> _WORK REQUEST_
Would you repeat each line below exactly, without the pictures?

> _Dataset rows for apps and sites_

____________________

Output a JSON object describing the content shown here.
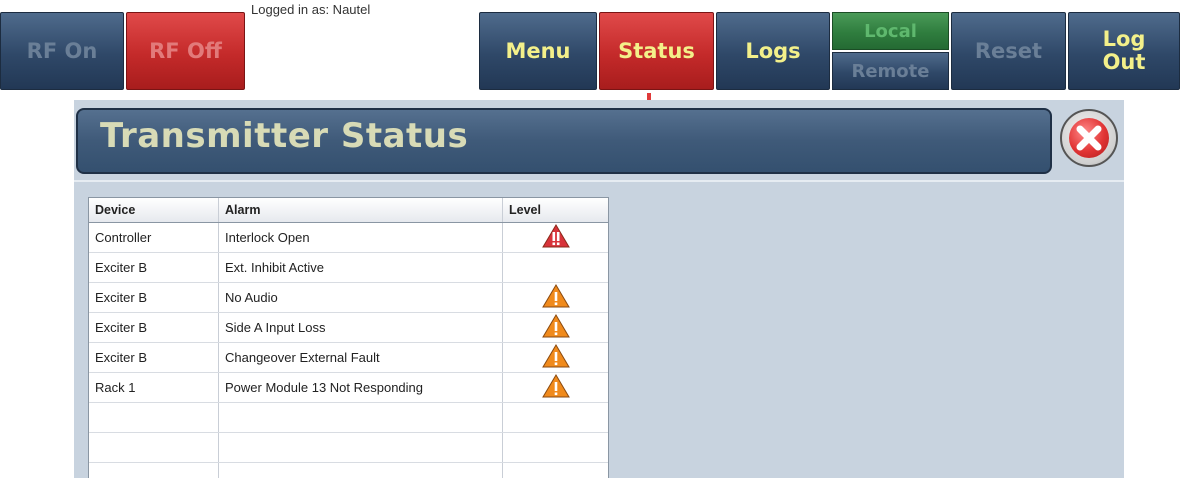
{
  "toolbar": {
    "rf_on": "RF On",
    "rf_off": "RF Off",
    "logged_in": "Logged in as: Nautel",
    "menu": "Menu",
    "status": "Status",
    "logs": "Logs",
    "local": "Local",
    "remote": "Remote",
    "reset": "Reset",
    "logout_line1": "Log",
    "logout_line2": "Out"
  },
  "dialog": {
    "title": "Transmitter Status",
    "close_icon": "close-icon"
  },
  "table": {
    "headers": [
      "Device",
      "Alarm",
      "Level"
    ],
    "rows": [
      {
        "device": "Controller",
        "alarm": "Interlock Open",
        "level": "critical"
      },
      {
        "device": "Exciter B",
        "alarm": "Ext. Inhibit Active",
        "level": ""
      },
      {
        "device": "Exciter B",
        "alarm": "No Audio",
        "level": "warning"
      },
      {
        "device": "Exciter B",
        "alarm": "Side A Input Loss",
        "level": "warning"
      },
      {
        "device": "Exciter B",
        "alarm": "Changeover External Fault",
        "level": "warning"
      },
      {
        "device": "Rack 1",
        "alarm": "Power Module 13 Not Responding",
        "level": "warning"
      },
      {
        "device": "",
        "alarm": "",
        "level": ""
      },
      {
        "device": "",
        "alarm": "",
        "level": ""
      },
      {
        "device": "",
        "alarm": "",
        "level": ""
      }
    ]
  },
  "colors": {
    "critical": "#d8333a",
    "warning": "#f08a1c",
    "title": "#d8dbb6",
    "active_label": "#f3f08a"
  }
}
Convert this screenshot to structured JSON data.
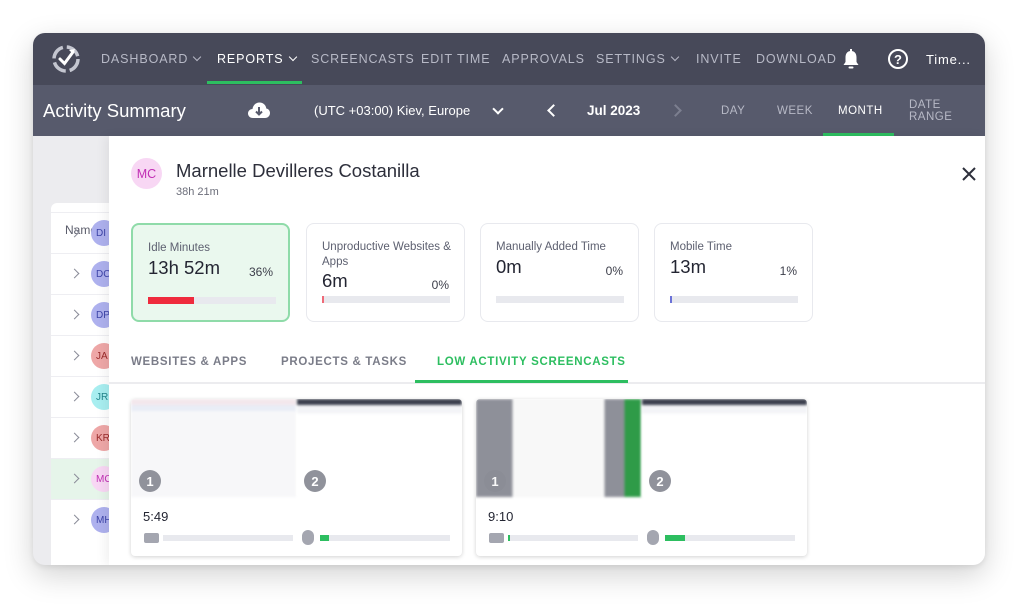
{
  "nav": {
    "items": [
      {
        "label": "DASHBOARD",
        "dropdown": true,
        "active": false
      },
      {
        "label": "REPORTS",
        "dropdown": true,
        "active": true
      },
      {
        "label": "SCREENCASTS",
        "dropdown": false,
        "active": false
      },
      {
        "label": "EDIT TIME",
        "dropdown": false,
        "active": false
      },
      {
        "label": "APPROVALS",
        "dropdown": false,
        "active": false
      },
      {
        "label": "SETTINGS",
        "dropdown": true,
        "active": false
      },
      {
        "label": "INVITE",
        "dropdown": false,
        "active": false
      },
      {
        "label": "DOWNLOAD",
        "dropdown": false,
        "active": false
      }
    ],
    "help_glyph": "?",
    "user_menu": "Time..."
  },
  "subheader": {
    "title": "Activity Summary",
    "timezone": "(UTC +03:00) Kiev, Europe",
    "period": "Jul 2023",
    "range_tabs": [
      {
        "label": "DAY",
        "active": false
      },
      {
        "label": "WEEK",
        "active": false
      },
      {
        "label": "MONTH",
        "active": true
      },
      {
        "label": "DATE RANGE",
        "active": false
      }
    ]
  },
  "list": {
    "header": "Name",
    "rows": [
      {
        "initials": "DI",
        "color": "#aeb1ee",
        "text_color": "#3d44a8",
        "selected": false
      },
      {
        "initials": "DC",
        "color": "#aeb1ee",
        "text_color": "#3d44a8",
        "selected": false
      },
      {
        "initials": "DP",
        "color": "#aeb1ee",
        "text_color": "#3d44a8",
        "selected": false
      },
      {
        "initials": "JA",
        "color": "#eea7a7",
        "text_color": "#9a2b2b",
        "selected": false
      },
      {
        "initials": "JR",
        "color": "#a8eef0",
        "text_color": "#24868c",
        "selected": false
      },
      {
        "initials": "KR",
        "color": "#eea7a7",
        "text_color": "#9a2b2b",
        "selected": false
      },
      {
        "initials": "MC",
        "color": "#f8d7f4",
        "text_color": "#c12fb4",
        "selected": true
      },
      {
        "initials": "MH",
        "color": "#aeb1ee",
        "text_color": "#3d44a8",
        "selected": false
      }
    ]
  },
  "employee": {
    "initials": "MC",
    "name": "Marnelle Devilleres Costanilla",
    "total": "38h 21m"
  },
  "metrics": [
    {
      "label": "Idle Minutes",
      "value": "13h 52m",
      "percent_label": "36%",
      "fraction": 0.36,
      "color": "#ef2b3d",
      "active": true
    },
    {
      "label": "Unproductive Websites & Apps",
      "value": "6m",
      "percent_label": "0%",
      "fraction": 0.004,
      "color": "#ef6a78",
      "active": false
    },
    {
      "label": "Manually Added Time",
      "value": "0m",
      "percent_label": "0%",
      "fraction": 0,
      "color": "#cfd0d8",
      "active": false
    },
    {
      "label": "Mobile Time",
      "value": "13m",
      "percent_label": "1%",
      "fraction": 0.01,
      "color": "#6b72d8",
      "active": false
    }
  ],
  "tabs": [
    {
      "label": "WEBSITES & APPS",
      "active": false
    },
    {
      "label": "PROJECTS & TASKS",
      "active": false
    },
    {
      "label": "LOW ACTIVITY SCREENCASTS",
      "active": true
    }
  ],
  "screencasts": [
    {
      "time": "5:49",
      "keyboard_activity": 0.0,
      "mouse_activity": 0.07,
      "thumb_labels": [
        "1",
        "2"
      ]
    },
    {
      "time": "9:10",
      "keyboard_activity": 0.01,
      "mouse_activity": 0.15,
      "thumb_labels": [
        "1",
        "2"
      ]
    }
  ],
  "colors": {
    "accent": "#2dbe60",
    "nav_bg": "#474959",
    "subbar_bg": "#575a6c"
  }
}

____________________

> _EXERCISE SOLUTION_
Output a JSON object describing the content shown here.
{
  "toolbar": {
    "rf_on": "RF On",
    "rf_off": "RF Off",
    "logged_in": "Logged in as: Nautel",
    "menu": "Menu",
    "status": "Status",
    "logs": "Logs",
    "local": "Local",
    "remote": "Remote",
    "reset": "Reset",
    "logout_line1": "Log",
    "logout_line2": "Out"
  },
  "dialog": {
    "title": "Transmitter Status",
    "close_icon": "close-icon"
  },
  "table": {
    "headers": [
      "Device",
      "Alarm",
      "Level"
    ],
    "rows": [
      {
        "device": "Controller",
        "alarm": "Interlock Open",
        "level": "critical"
      },
      {
        "device": "Exciter B",
        "alarm": "Ext. Inhibit Active",
        "level": ""
      },
      {
        "device": "Exciter B",
        "alarm": "No Audio",
        "level": "warning"
      },
      {
        "device": "Exciter B",
        "alarm": "Side A Input Loss",
        "level": "warning"
      },
      {
        "device": "Exciter B",
        "alarm": "Changeover External Fault",
        "level": "warning"
      },
      {
        "device": "Rack 1",
        "alarm": "Power Module 13 Not Responding",
        "level": "warning"
      },
      {
        "device": "",
        "alarm": "",
        "level": ""
      },
      {
        "device": "",
        "alarm": "",
        "level": ""
      },
      {
        "device": "",
        "alarm": "",
        "level": ""
      }
    ]
  },
  "colors": {
    "critical": "#d8333a",
    "warning": "#f08a1c",
    "title": "#d8dbb6",
    "active_label": "#f3f08a"
  }
}
Convert this screenshot to structured JSON data.
{
  "nav": {
    "items": [
      {
        "label": "DASHBOARD",
        "dropdown": true,
        "active": false
      },
      {
        "label": "REPORTS",
        "dropdown": true,
        "active": true
      },
      {
        "label": "SCREENCASTS",
        "dropdown": false,
        "active": false
      },
      {
        "label": "EDIT TIME",
        "dropdown": false,
        "active": false
      },
      {
        "label": "APPROVALS",
        "dropdown": false,
        "active": false
      },
      {
        "label": "SETTINGS",
        "dropdown": true,
        "active": false
      },
      {
        "label": "INVITE",
        "dropdown": false,
        "active": false
      },
      {
        "label": "DOWNLOAD",
        "dropdown": false,
        "active": false
      }
    ],
    "help_glyph": "?",
    "user_menu": "Time..."
  },
  "subheader": {
    "title": "Activity Summary",
    "timezone": "(UTC +03:00) Kiev, Europe",
    "period": "Jul 2023",
    "range_tabs": [
      {
        "label": "DAY",
        "active": false
      },
      {
        "label": "WEEK",
        "active": false
      },
      {
        "label": "MONTH",
        "active": true
      },
      {
        "label": "DATE RANGE",
        "active": false
      }
    ]
  },
  "list": {
    "header": "Name",
    "rows": [
      {
        "initials": "DI",
        "color": "#aeb1ee",
        "text_color": "#3d44a8",
        "selected": false
      },
      {
        "initials": "DC",
        "color": "#aeb1ee",
        "text_color": "#3d44a8",
        "selected": false
      },
      {
        "initials": "DP",
        "color": "#aeb1ee",
        "text_color": "#3d44a8",
        "selected": false
      },
      {
        "initials": "JA",
        "color": "#eea7a7",
        "text_color": "#9a2b2b",
        "selected": false
      },
      {
        "initials": "JR",
        "color": "#a8eef0",
        "text_color": "#24868c",
        "selected": false
      },
      {
        "initials": "KR",
        "color": "#eea7a7",
        "text_color": "#9a2b2b",
        "selected": false
      },
      {
        "initials": "MC",
        "color": "#f8d7f4",
        "text_color": "#c12fb4",
        "selected": true
      },
      {
        "initials": "MH",
        "color": "#aeb1ee",
        "text_color": "#3d44a8",
        "selected": false
      }
    ]
  },
  "employee": {
    "initials": "MC",
    "name": "Marnelle Devilleres Costanilla",
    "total": "38h 21m"
  },
  "metrics": [
    {
      "label": "Idle Minutes",
      "value": "13h 52m",
      "percent_label": "36%",
      "fraction": 0.36,
      "color": "#ef2b3d",
      "active": true
    },
    {
      "label": "Unproductive Websites & Apps",
      "value": "6m",
      "percent_label": "0%",
      "fraction": 0.004,
      "color": "#ef6a78",
      "active": false
    },
    {
      "label": "Manually Added Time",
      "value": "0m",
      "percent_label": "0%",
      "fraction": 0,
      "color": "#cfd0d8",
      "active": false
    },
    {
      "label": "Mobile Time",
      "value": "13m",
      "percent_label": "1%",
      "fraction": 0.01,
      "color": "#6b72d8",
      "active": false
    }
  ],
  "tabs": [
    {
      "label": "WEBSITES & APPS",
      "active": false
    },
    {
      "label": "PROJECTS & TASKS",
      "active": false
    },
    {
      "label": "LOW ACTIVITY SCREENCASTS",
      "active": true
    }
  ],
  "screencasts": [
    {
      "time": "5:49",
      "keyboard_activity": 0.0,
      "mouse_activity": 0.07,
      "thumb_labels": [
        "1",
        "2"
      ]
    },
    {
      "time": "9:10",
      "keyboard_activity": 0.01,
      "mouse_activity": 0.15,
      "thumb_labels": [
        "1",
        "2"
      ]
    }
  ],
  "colors": {
    "accent": "#2dbe60",
    "nav_bg": "#474959",
    "subbar_bg": "#575a6c"
  }
}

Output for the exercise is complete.